An FDA statement regarding expansion of the definition of nonprescription drugs says that the agency believes that some doctor visits can be eliminated under the new paradigm to remove cost or time barriers that may deter consumers from receiving appropriate medications.
“We applaud the FDA for jump-starting a public conversation about how to get medicines into the hands of people who need them with adequate directions for safe and effective use,” said Coalition for Healthcare Communication Executive Director John Kamp. “Public and targeted communication will be key to success. The stakes are high because success here means better health for individuals and better public health outcomes.”
According to Janet Woodcock, M.D., director, Center for Drug Evaluation and Research, OTC drugs have had great success in providing consumers with excellent self-care options. “But our concept of self-care is limited to conditions that can be self-diagnosed and self-treated based on the information in the drug facts box, combined with common knowledge. What we are asking is, should there be more flexibility in the concept of nonprescription drugs? Can we broaden the assistance a consumer gets and increase the types of medicines that might be available over-the-counter?”

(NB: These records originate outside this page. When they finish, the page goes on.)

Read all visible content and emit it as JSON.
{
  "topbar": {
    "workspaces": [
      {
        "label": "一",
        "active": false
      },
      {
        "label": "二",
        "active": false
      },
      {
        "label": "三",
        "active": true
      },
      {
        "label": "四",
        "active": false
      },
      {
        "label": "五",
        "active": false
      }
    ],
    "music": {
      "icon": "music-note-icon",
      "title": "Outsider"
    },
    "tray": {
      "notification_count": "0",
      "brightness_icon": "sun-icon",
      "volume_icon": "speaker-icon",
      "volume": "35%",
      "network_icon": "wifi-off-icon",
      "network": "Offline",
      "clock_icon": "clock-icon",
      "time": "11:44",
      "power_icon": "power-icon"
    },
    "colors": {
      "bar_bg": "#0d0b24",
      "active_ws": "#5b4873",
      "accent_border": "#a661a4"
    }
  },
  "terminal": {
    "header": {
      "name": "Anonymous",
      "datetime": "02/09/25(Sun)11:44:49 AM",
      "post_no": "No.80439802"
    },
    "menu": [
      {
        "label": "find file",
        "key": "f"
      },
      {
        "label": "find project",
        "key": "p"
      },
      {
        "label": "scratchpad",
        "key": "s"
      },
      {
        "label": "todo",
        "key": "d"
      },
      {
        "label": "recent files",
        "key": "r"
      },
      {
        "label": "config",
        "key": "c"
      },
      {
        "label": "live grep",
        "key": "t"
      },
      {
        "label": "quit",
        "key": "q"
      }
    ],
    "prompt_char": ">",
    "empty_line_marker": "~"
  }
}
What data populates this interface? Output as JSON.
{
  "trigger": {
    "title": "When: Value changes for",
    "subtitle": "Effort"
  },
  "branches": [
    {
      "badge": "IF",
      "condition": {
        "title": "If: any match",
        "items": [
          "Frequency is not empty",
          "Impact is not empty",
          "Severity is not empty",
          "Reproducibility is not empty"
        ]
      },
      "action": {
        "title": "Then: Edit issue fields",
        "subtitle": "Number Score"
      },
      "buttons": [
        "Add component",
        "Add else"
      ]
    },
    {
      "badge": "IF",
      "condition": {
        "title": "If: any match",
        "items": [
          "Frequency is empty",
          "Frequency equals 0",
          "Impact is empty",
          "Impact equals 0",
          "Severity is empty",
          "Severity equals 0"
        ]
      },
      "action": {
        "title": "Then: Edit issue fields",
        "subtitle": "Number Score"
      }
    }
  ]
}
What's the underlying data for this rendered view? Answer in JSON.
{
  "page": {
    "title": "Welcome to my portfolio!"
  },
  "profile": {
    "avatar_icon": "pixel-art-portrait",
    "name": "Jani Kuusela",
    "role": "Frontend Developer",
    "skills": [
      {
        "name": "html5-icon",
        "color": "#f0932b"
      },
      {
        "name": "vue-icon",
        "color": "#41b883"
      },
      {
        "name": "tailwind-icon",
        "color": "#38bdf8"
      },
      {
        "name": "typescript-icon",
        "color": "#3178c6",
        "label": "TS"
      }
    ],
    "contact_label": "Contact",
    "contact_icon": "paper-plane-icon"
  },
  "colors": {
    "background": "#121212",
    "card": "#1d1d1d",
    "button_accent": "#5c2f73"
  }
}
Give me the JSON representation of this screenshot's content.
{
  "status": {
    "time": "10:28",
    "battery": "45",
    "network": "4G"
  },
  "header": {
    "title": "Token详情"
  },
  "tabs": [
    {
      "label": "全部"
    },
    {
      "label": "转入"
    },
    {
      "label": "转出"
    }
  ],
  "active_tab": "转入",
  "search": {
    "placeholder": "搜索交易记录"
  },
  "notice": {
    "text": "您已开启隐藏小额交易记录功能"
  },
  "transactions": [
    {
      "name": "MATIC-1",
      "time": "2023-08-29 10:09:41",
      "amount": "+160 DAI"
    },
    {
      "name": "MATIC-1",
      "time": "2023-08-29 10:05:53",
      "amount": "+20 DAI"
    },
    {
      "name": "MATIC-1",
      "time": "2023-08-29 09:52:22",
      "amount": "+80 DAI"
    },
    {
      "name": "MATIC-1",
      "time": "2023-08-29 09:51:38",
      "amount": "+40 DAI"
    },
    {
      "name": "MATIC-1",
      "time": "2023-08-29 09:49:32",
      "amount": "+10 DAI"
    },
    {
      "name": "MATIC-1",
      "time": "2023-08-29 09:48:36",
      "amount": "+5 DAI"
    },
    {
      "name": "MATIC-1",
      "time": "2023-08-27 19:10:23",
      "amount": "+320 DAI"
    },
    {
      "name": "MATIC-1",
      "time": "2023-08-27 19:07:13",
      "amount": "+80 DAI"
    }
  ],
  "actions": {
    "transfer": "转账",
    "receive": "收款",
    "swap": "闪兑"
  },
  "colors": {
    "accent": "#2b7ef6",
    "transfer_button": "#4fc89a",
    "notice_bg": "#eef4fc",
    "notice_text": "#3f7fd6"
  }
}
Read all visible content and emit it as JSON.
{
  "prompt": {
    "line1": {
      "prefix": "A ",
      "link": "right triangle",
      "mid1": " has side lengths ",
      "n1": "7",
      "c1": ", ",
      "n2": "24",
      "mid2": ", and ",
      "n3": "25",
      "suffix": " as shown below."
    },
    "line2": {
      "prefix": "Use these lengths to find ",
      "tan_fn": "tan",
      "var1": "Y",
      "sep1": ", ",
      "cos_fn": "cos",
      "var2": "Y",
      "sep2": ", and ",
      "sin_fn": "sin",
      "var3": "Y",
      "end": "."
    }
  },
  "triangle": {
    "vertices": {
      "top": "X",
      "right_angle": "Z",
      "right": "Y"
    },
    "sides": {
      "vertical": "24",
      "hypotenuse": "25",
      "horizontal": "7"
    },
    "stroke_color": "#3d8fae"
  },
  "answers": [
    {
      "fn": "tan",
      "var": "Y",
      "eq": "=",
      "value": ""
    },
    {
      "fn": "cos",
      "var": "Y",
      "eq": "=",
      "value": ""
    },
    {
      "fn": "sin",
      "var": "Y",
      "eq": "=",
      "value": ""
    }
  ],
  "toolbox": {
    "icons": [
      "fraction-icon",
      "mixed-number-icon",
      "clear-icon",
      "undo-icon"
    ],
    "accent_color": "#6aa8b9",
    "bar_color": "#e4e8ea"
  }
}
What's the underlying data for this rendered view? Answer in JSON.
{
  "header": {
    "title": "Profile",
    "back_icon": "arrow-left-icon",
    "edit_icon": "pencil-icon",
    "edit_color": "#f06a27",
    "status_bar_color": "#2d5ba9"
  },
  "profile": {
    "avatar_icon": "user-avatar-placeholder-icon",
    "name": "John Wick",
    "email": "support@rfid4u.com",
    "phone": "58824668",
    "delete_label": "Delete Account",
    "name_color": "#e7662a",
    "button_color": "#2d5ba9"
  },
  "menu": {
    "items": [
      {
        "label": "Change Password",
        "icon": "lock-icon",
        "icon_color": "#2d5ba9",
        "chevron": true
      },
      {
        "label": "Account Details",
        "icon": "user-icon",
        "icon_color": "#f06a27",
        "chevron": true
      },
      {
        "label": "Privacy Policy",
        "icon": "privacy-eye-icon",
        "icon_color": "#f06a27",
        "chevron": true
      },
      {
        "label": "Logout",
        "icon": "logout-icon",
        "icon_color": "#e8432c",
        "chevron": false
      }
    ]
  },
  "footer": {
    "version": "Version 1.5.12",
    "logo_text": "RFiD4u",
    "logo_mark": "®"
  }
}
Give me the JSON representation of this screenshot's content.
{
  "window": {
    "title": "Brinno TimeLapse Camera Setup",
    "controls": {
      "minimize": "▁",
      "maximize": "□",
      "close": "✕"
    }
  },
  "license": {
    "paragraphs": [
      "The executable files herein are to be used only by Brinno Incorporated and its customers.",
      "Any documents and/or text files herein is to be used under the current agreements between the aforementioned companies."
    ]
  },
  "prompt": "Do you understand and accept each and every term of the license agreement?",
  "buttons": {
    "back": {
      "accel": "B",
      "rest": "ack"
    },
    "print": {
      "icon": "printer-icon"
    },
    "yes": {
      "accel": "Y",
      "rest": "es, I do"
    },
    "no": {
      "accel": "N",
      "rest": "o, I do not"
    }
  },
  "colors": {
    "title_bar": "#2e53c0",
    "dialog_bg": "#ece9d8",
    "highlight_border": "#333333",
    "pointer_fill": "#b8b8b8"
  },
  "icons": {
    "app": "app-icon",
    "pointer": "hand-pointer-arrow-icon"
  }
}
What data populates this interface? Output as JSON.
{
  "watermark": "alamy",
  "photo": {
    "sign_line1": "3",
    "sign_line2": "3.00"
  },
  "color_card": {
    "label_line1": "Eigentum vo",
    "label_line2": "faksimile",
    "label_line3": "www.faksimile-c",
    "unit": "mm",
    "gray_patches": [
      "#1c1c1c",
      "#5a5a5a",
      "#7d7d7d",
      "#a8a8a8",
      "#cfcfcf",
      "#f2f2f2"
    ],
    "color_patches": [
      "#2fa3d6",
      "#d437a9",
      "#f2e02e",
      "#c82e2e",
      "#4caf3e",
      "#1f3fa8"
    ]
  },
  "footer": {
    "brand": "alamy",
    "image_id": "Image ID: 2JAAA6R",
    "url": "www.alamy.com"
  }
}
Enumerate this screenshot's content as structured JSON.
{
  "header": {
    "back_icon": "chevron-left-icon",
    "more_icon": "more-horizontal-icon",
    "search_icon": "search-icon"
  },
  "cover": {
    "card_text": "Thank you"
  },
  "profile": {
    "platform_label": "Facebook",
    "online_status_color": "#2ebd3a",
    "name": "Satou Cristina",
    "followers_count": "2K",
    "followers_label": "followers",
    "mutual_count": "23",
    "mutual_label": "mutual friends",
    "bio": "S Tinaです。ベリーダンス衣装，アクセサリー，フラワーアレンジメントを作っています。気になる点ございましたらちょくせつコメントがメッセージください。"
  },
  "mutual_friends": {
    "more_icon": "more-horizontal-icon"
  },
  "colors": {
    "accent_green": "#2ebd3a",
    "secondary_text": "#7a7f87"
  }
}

The new paradigm would ensure safe and appropriate use by applying special conditions to types of nonprescription products. “For example, before getting a medication, you might have to talk with a pharmacist, or need to have a diagnostic test,” the FDA states. “In other cases, you might have to visit a physician to obtain the original prescription, but not to get refills. FDA is also considering whether some drugs could be a prescription drug and a nonprescription drug with conditions of safe use.”
Among many questions cited in a call for comment published in the Feb. 28 Federal Register, the agency has requested input on the feasibility of this initiative, and what types of evidence would be needed to demonstrate that certain drugs could be used safely and effectively in an OTC setting. The agency also has requested input on dual availability of drugs by prescription and OTC and whether diagnostic tests would need to validated for a change in setting, such as in a pharmacy.
The agency lists a number of potential benefits for consumers from this initiative: an increase in the appropriate use of medication, decreases in health costs, greater access to health screening, easier access to needed medications, and better, more consistent treatment of common conditions. Major challenges with the proposed paradigm shift include reworking FDA rules and separating patients from appropriate medical care. Other potential challenges are: liability concerns, disruption of workflow for often overburdened pharmacists, equipment costs, and questions about health insurance reimbursement.
Peter Pitts, president and co-founder of the Center for Medicine in the Public Interest, said on DrugWonks.com that some questions still remain regarding this proposal, such as: “How will this impact patient compliance? How will this affect one condition masking another, more serious one? How will this change the role of the pharmacist?”
“Hopefully stakeholders will share their views on this proposal so the FDA has the information it needs to consider this option,” Kamp said. “Regardless of the outcome here, FDA is to be commended for thinking outside of the box.”